Following the museum tour I headed a few miles down a great winding, twisting road to Deadwood. A couple of years ago when Lois and I went through here with Diana, Jared and Linda, Jenny found us a neat motel on the edge of Deadwood for just $35.00 a night. It was clean, neat and had plenty of room. I pulled in for another stay. The front clerk said, "Well I will have to charge you $45.00 since this is Thursday and the Fourth of July weekend is starting."
I told her my daughter Diana had stayed there a few weeks earlier and told me to be sure and ask for the specual $35.00 rate.
The lady replied, "Well, I guess it's not really the Fourth of July yet, so you can have the room for $35."
Nice lady. I'll stay there again.
Breakfast in Sturgis the next morning and of course it had to be at the Sidehack Saloon.
If you ever visit Sturgis you should try the Big Breakfast.
That is, if you dare to order The Garbage Omelet.
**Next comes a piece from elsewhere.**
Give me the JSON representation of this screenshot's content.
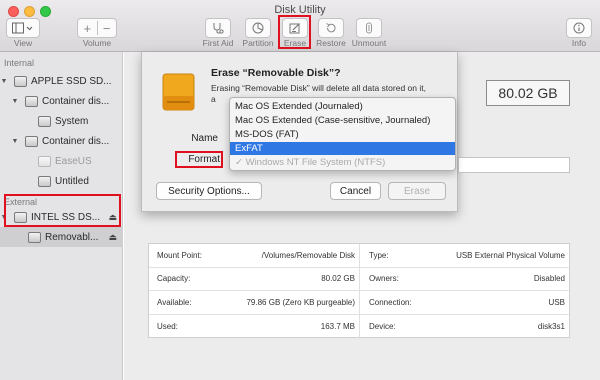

It was actually very good and very, very filling.

Even if Dale Coyner in his book Motorcycle Travel does caution you to eat light to enjoy the ride.

I had planned to visit the Lehman Trike factory in Spearfish, but pushed on through on Sunday morning when it was closed.
Visit to see what my friend Dan Herstein does with the Lehman trike kits.
Wyoming came up fast once I made the run through Spearfish.
It was in the 90's and I stopped often for water.

Really nice Visitor Center just over the Wyoming line.
Nice folks and free coffee for visitors during the Holiday Weekend.
Pulling out of the visitors center I had to make a quick stop.
I had never seen a full size airplane mounted on a pole and being used for a weather vane.
You don't see that every day. But there it was. Turning in the breeze. Pretty neat.
This was a long days ride through 90 degree weather.
I planned on going all the way from Sturgis to Billings, Montana, just over four hundred miles.
Too far for an old guy to ride in one day.
A lot of hills in Wyoming can slow you down, but on a couple I was behind a truck and they sort of pulled me over the top. That was easy.
Worked good until I somehow got behind a semi that was trying out the new 80 MPH speed limit that the state of Wyoming put in to effect that very weekend.
Well I used the brakes and got back down to a sensible speed.
After a good nights sleep at the Billings Comfort Inn I had a nice relaxing ride through the Montana mountains to Helena and home.
Three Thousand Two Hundred miles.
A great ride.
It is true you know.
After being married for sixty years, learning to live alone is a lot easier if you have a sidecar.
I'm heading for Washington DC to visit Grands Jason and Allison in late September, and then, with my new Mini Mate tent camper secured by a sturdy trailer hitch, the Yamaha 1100cc Classic, the sidecar and the tent camper will head on down the Blue Ridge Parkway.
Destination, Lake Mary, Florida and a visit with Diana, Ilidio and Jenny.
Maybe a cruise on the Disney Fantasy if Lorna and Rosario have their way.

I'll be in the Right Lane America.
How about you?
May your ride be long and may your Love Song never end.